Seven degrees to Kevin Bacon, but only three to the NSA

A story yesterday in The Atlantic paints, on a much larger canvas, the expanse of the NSA’s surveillance. Writes Philip Bump from the Capitol Hill testimony of Chris Inglis:

Chris Inglis, the agency’s deputy director, was one of several government representatives—including from the FBI and the office of the Director of National Intelligence—testifying before the House Judiciary Committee this morning. Most of the testimony largely echoed previous testimony by the agencies on the topic of the government’s surveillance, including a retread of the same offered examples for how the Patriot Act and Foreign Intelligence Surveillance Act had stopped terror events.

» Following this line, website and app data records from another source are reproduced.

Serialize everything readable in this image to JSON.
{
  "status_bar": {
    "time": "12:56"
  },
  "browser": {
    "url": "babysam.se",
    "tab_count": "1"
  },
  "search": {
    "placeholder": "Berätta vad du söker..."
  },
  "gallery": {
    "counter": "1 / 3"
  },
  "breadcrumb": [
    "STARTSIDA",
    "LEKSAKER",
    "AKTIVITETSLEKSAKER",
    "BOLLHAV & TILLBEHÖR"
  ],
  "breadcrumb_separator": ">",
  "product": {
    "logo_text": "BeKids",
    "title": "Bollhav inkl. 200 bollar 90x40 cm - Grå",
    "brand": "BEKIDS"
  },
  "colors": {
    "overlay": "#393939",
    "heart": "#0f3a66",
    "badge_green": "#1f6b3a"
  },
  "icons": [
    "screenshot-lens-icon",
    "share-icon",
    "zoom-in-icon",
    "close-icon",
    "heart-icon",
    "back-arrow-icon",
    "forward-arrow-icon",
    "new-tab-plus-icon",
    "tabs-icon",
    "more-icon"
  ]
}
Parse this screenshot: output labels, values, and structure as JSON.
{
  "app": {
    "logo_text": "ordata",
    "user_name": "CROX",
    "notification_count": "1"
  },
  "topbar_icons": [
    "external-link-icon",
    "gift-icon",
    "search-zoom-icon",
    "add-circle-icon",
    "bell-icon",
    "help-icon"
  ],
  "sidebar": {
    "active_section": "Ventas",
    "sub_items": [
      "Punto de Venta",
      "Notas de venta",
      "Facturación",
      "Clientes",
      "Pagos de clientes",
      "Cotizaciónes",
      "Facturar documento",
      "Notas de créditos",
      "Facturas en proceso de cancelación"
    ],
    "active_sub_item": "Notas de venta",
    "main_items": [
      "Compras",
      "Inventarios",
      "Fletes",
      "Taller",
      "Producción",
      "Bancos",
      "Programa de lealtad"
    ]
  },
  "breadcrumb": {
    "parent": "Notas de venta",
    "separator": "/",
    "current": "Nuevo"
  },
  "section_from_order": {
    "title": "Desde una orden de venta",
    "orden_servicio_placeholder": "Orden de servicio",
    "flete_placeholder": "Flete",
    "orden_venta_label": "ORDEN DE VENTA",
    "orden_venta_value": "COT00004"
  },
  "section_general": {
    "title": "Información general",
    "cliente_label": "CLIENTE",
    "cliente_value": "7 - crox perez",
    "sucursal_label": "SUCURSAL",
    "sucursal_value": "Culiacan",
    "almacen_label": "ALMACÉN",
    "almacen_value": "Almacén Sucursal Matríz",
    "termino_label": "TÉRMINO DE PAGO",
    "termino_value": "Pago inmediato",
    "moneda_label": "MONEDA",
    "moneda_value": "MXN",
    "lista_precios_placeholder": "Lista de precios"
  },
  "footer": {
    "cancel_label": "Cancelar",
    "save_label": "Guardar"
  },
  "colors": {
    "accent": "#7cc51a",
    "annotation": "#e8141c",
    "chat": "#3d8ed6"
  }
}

But Inglis’ statement was new. Analysts look “two or three hops” from terror suspects when evaluating terror activity, Inglis revealed. Previously, the limit of how surveillance was extended had been described as two hops. This meant that if the NSA were following a phone metadata or web trail from a terror suspect, it could also look at the calls from the people that suspect has spoken with—one hop. And then, the calls that second person had also spoken with—two hops. Terror suspect to person two to person three. Two hops. And now: A third hop.

So, to break it down consider this entirely fictional account (get that guys, entirely fictional):

Al Sahara Aljazeera lives in Yemen. He is on the terrorist watch list because he blogged about drones and his last name is Aljazeera. The NSA knows about Al.

Sahara Aljazeera’s brother, Ali Sahara Aljazeera lives in a metropolitan U.S. city where he studies at a university. He is not on a terrorist watch list, but exchanges pleasantries with his brother weekly. They often discuss politics.

Ali Sahara Aljazeera is befriended by the campus missionary, Bob Christian. They exchange multiple phone calls, share meals, talk about religion, politics and, occasionally, terrorism.

Bob is a friend of mine. We talk regularly about a number of topics.

One hop.

Two hops.

Three hops.

Boom.

All of a sudden, my phone records can be searched and potentially listened to from a stored recording, all by the NSA and all without a search warrant. Not to mention my online presence, text messages, and snail mail.

It’s 1984 in America again. Welcome.

Shocked? You no longer should be.

Marty Duren

Just a guy writing some things.